--- Aim of the task ---
Among these entries, count the lines containing the word "conversation" and answer with only the number.

--- Available records ---
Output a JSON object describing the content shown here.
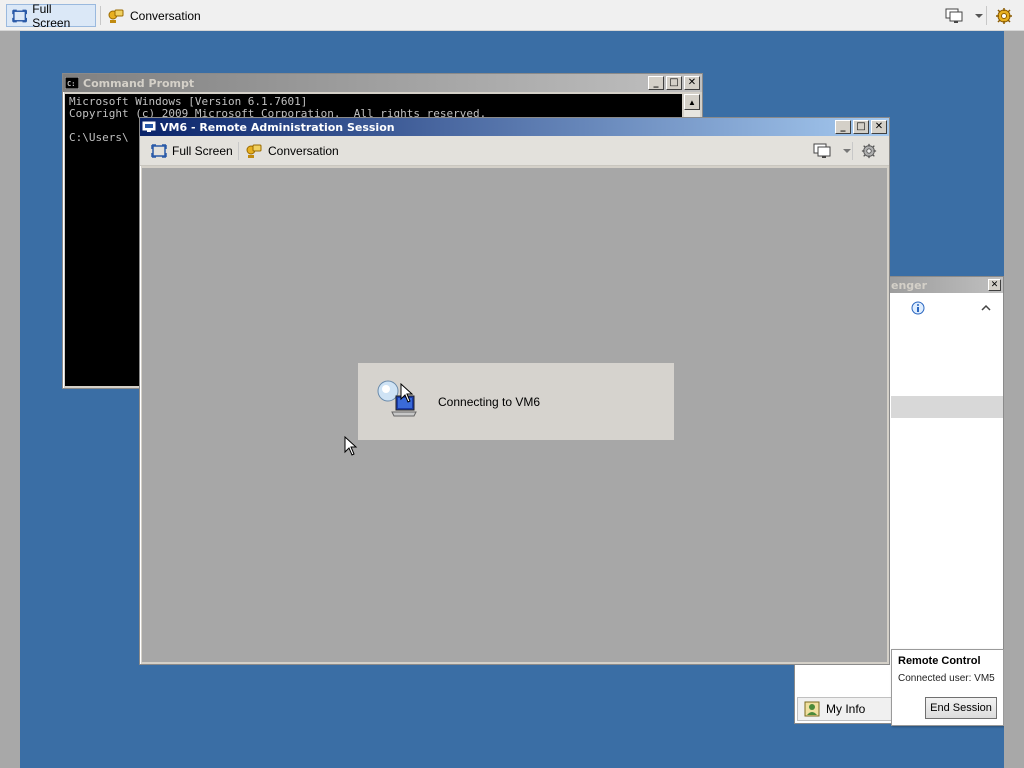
{
  "outer_toolbar": {
    "full_screen": "Full Screen",
    "conversation": "Conversation"
  },
  "cmd_window": {
    "title": "Command Prompt",
    "lines": [
      "Microsoft Windows [Version 6.1.7601]",
      "Copyright (c) 2009 Microsoft Corporation.  All rights reserved.",
      "",
      "C:\\Users\\"
    ]
  },
  "session_window": {
    "title": "VM6 - Remote Administration Session",
    "full_screen": "Full Screen",
    "conversation": "Conversation",
    "status": "Connecting to VM6"
  },
  "messenger": {
    "title_partial": "enger",
    "my_info": "My Info"
  },
  "remote_popup": {
    "title": "Remote Control",
    "user_line": "Connected user: VM5",
    "end_session": "End Session"
  },
  "colors": {
    "desktop": "#3a6ea5",
    "active_title": "#0a246a",
    "session_bg": "#a7a7a7"
  }
}
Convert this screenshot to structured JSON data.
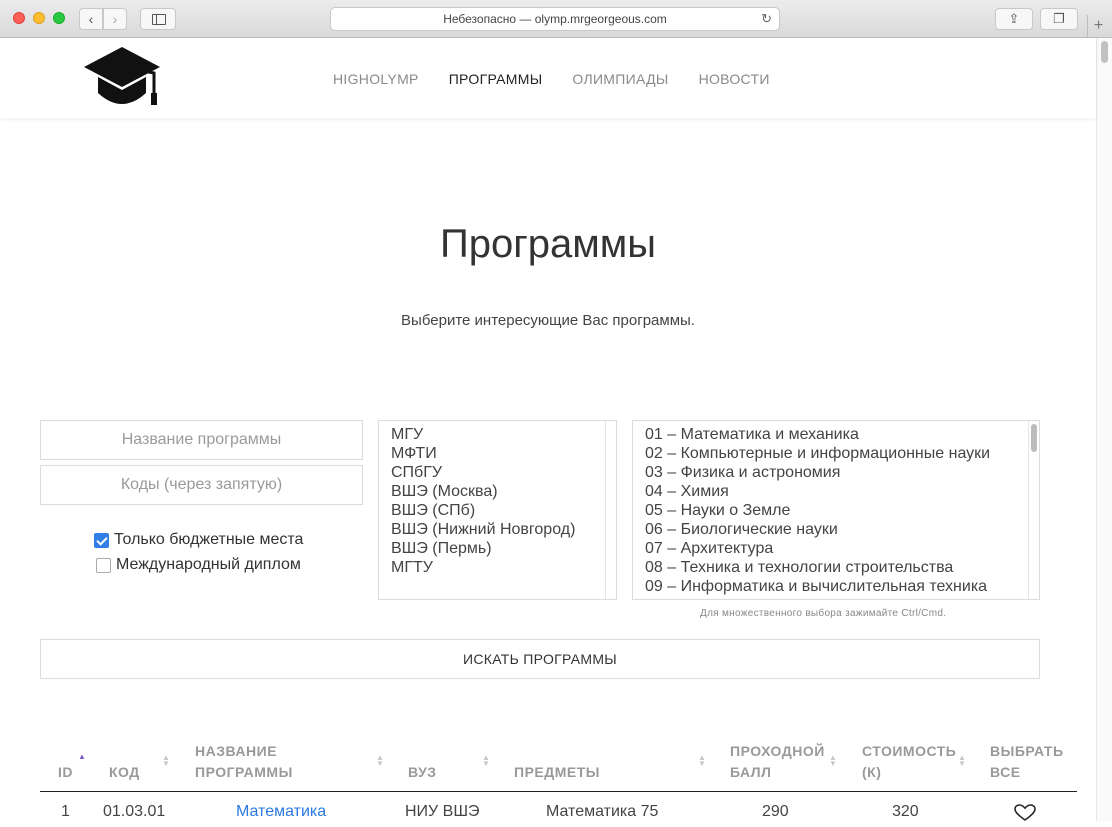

--- Task answer ---
2